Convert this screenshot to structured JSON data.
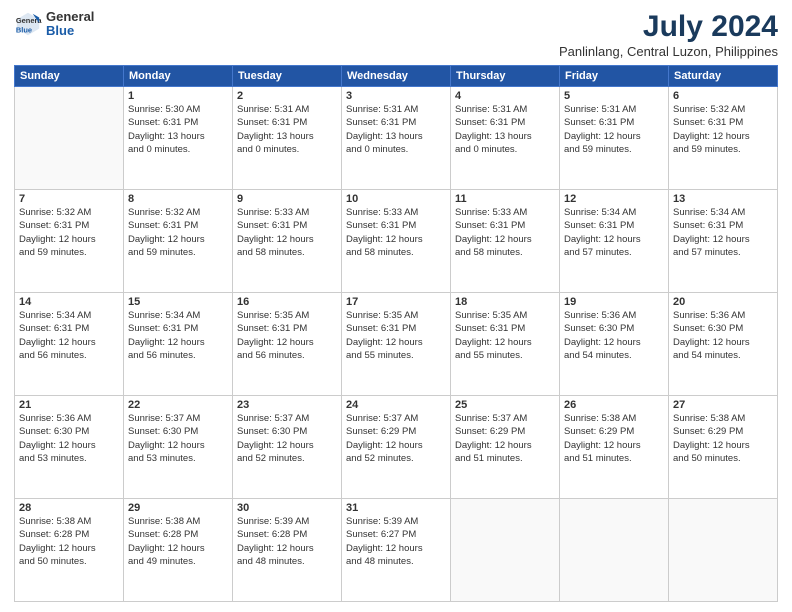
{
  "logo": {
    "general": "General",
    "blue": "Blue"
  },
  "title": "July 2024",
  "subtitle": "Panlinlang, Central Luzon, Philippines",
  "days_header": [
    "Sunday",
    "Monday",
    "Tuesday",
    "Wednesday",
    "Thursday",
    "Friday",
    "Saturday"
  ],
  "weeks": [
    [
      {
        "day": "",
        "info": ""
      },
      {
        "day": "1",
        "info": "Sunrise: 5:30 AM\nSunset: 6:31 PM\nDaylight: 13 hours\nand 0 minutes."
      },
      {
        "day": "2",
        "info": "Sunrise: 5:31 AM\nSunset: 6:31 PM\nDaylight: 13 hours\nand 0 minutes."
      },
      {
        "day": "3",
        "info": "Sunrise: 5:31 AM\nSunset: 6:31 PM\nDaylight: 13 hours\nand 0 minutes."
      },
      {
        "day": "4",
        "info": "Sunrise: 5:31 AM\nSunset: 6:31 PM\nDaylight: 13 hours\nand 0 minutes."
      },
      {
        "day": "5",
        "info": "Sunrise: 5:31 AM\nSunset: 6:31 PM\nDaylight: 12 hours\nand 59 minutes."
      },
      {
        "day": "6",
        "info": "Sunrise: 5:32 AM\nSunset: 6:31 PM\nDaylight: 12 hours\nand 59 minutes."
      }
    ],
    [
      {
        "day": "7",
        "info": "Sunrise: 5:32 AM\nSunset: 6:31 PM\nDaylight: 12 hours\nand 59 minutes."
      },
      {
        "day": "8",
        "info": "Sunrise: 5:32 AM\nSunset: 6:31 PM\nDaylight: 12 hours\nand 59 minutes."
      },
      {
        "day": "9",
        "info": "Sunrise: 5:33 AM\nSunset: 6:31 PM\nDaylight: 12 hours\nand 58 minutes."
      },
      {
        "day": "10",
        "info": "Sunrise: 5:33 AM\nSunset: 6:31 PM\nDaylight: 12 hours\nand 58 minutes."
      },
      {
        "day": "11",
        "info": "Sunrise: 5:33 AM\nSunset: 6:31 PM\nDaylight: 12 hours\nand 58 minutes."
      },
      {
        "day": "12",
        "info": "Sunrise: 5:34 AM\nSunset: 6:31 PM\nDaylight: 12 hours\nand 57 minutes."
      },
      {
        "day": "13",
        "info": "Sunrise: 5:34 AM\nSunset: 6:31 PM\nDaylight: 12 hours\nand 57 minutes."
      }
    ],
    [
      {
        "day": "14",
        "info": "Sunrise: 5:34 AM\nSunset: 6:31 PM\nDaylight: 12 hours\nand 56 minutes."
      },
      {
        "day": "15",
        "info": "Sunrise: 5:34 AM\nSunset: 6:31 PM\nDaylight: 12 hours\nand 56 minutes."
      },
      {
        "day": "16",
        "info": "Sunrise: 5:35 AM\nSunset: 6:31 PM\nDaylight: 12 hours\nand 56 minutes."
      },
      {
        "day": "17",
        "info": "Sunrise: 5:35 AM\nSunset: 6:31 PM\nDaylight: 12 hours\nand 55 minutes."
      },
      {
        "day": "18",
        "info": "Sunrise: 5:35 AM\nSunset: 6:31 PM\nDaylight: 12 hours\nand 55 minutes."
      },
      {
        "day": "19",
        "info": "Sunrise: 5:36 AM\nSunset: 6:30 PM\nDaylight: 12 hours\nand 54 minutes."
      },
      {
        "day": "20",
        "info": "Sunrise: 5:36 AM\nSunset: 6:30 PM\nDaylight: 12 hours\nand 54 minutes."
      }
    ],
    [
      {
        "day": "21",
        "info": "Sunrise: 5:36 AM\nSunset: 6:30 PM\nDaylight: 12 hours\nand 53 minutes."
      },
      {
        "day": "22",
        "info": "Sunrise: 5:37 AM\nSunset: 6:30 PM\nDaylight: 12 hours\nand 53 minutes."
      },
      {
        "day": "23",
        "info": "Sunrise: 5:37 AM\nSunset: 6:30 PM\nDaylight: 12 hours\nand 52 minutes."
      },
      {
        "day": "24",
        "info": "Sunrise: 5:37 AM\nSunset: 6:29 PM\nDaylight: 12 hours\nand 52 minutes."
      },
      {
        "day": "25",
        "info": "Sunrise: 5:37 AM\nSunset: 6:29 PM\nDaylight: 12 hours\nand 51 minutes."
      },
      {
        "day": "26",
        "info": "Sunrise: 5:38 AM\nSunset: 6:29 PM\nDaylight: 12 hours\nand 51 minutes."
      },
      {
        "day": "27",
        "info": "Sunrise: 5:38 AM\nSunset: 6:29 PM\nDaylight: 12 hours\nand 50 minutes."
      }
    ],
    [
      {
        "day": "28",
        "info": "Sunrise: 5:38 AM\nSunset: 6:28 PM\nDaylight: 12 hours\nand 50 minutes."
      },
      {
        "day": "29",
        "info": "Sunrise: 5:38 AM\nSunset: 6:28 PM\nDaylight: 12 hours\nand 49 minutes."
      },
      {
        "day": "30",
        "info": "Sunrise: 5:39 AM\nSunset: 6:28 PM\nDaylight: 12 hours\nand 48 minutes."
      },
      {
        "day": "31",
        "info": "Sunrise: 5:39 AM\nSunset: 6:27 PM\nDaylight: 12 hours\nand 48 minutes."
      },
      {
        "day": "",
        "info": ""
      },
      {
        "day": "",
        "info": ""
      },
      {
        "day": "",
        "info": ""
      }
    ]
  ]
}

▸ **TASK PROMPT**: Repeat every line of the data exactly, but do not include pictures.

▸ **OUTPUT OF THE EXERCISE**:
Convert this screenshot to structured JSON data.
{
  "logo": {
    "general": "General",
    "blue": "Blue"
  },
  "title": "July 2024",
  "subtitle": "Panlinlang, Central Luzon, Philippines",
  "days_header": [
    "Sunday",
    "Monday",
    "Tuesday",
    "Wednesday",
    "Thursday",
    "Friday",
    "Saturday"
  ],
  "weeks": [
    [
      {
        "day": "",
        "info": ""
      },
      {
        "day": "1",
        "info": "Sunrise: 5:30 AM\nSunset: 6:31 PM\nDaylight: 13 hours\nand 0 minutes."
      },
      {
        "day": "2",
        "info": "Sunrise: 5:31 AM\nSunset: 6:31 PM\nDaylight: 13 hours\nand 0 minutes."
      },
      {
        "day": "3",
        "info": "Sunrise: 5:31 AM\nSunset: 6:31 PM\nDaylight: 13 hours\nand 0 minutes."
      },
      {
        "day": "4",
        "info": "Sunrise: 5:31 AM\nSunset: 6:31 PM\nDaylight: 13 hours\nand 0 minutes."
      },
      {
        "day": "5",
        "info": "Sunrise: 5:31 AM\nSunset: 6:31 PM\nDaylight: 12 hours\nand 59 minutes."
      },
      {
        "day": "6",
        "info": "Sunrise: 5:32 AM\nSunset: 6:31 PM\nDaylight: 12 hours\nand 59 minutes."
      }
    ],
    [
      {
        "day": "7",
        "info": "Sunrise: 5:32 AM\nSunset: 6:31 PM\nDaylight: 12 hours\nand 59 minutes."
      },
      {
        "day": "8",
        "info": "Sunrise: 5:32 AM\nSunset: 6:31 PM\nDaylight: 12 hours\nand 59 minutes."
      },
      {
        "day": "9",
        "info": "Sunrise: 5:33 AM\nSunset: 6:31 PM\nDaylight: 12 hours\nand 58 minutes."
      },
      {
        "day": "10",
        "info": "Sunrise: 5:33 AM\nSunset: 6:31 PM\nDaylight: 12 hours\nand 58 minutes."
      },
      {
        "day": "11",
        "info": "Sunrise: 5:33 AM\nSunset: 6:31 PM\nDaylight: 12 hours\nand 58 minutes."
      },
      {
        "day": "12",
        "info": "Sunrise: 5:34 AM\nSunset: 6:31 PM\nDaylight: 12 hours\nand 57 minutes."
      },
      {
        "day": "13",
        "info": "Sunrise: 5:34 AM\nSunset: 6:31 PM\nDaylight: 12 hours\nand 57 minutes."
      }
    ],
    [
      {
        "day": "14",
        "info": "Sunrise: 5:34 AM\nSunset: 6:31 PM\nDaylight: 12 hours\nand 56 minutes."
      },
      {
        "day": "15",
        "info": "Sunrise: 5:34 AM\nSunset: 6:31 PM\nDaylight: 12 hours\nand 56 minutes."
      },
      {
        "day": "16",
        "info": "Sunrise: 5:35 AM\nSunset: 6:31 PM\nDaylight: 12 hours\nand 56 minutes."
      },
      {
        "day": "17",
        "info": "Sunrise: 5:35 AM\nSunset: 6:31 PM\nDaylight: 12 hours\nand 55 minutes."
      },
      {
        "day": "18",
        "info": "Sunrise: 5:35 AM\nSunset: 6:31 PM\nDaylight: 12 hours\nand 55 minutes."
      },
      {
        "day": "19",
        "info": "Sunrise: 5:36 AM\nSunset: 6:30 PM\nDaylight: 12 hours\nand 54 minutes."
      },
      {
        "day": "20",
        "info": "Sunrise: 5:36 AM\nSunset: 6:30 PM\nDaylight: 12 hours\nand 54 minutes."
      }
    ],
    [
      {
        "day": "21",
        "info": "Sunrise: 5:36 AM\nSunset: 6:30 PM\nDaylight: 12 hours\nand 53 minutes."
      },
      {
        "day": "22",
        "info": "Sunrise: 5:37 AM\nSunset: 6:30 PM\nDaylight: 12 hours\nand 53 minutes."
      },
      {
        "day": "23",
        "info": "Sunrise: 5:37 AM\nSunset: 6:30 PM\nDaylight: 12 hours\nand 52 minutes."
      },
      {
        "day": "24",
        "info": "Sunrise: 5:37 AM\nSunset: 6:29 PM\nDaylight: 12 hours\nand 52 minutes."
      },
      {
        "day": "25",
        "info": "Sunrise: 5:37 AM\nSunset: 6:29 PM\nDaylight: 12 hours\nand 51 minutes."
      },
      {
        "day": "26",
        "info": "Sunrise: 5:38 AM\nSunset: 6:29 PM\nDaylight: 12 hours\nand 51 minutes."
      },
      {
        "day": "27",
        "info": "Sunrise: 5:38 AM\nSunset: 6:29 PM\nDaylight: 12 hours\nand 50 minutes."
      }
    ],
    [
      {
        "day": "28",
        "info": "Sunrise: 5:38 AM\nSunset: 6:28 PM\nDaylight: 12 hours\nand 50 minutes."
      },
      {
        "day": "29",
        "info": "Sunrise: 5:38 AM\nSunset: 6:28 PM\nDaylight: 12 hours\nand 49 minutes."
      },
      {
        "day": "30",
        "info": "Sunrise: 5:39 AM\nSunset: 6:28 PM\nDaylight: 12 hours\nand 48 minutes."
      },
      {
        "day": "31",
        "info": "Sunrise: 5:39 AM\nSunset: 6:27 PM\nDaylight: 12 hours\nand 48 minutes."
      },
      {
        "day": "",
        "info": ""
      },
      {
        "day": "",
        "info": ""
      },
      {
        "day": "",
        "info": ""
      }
    ]
  ]
}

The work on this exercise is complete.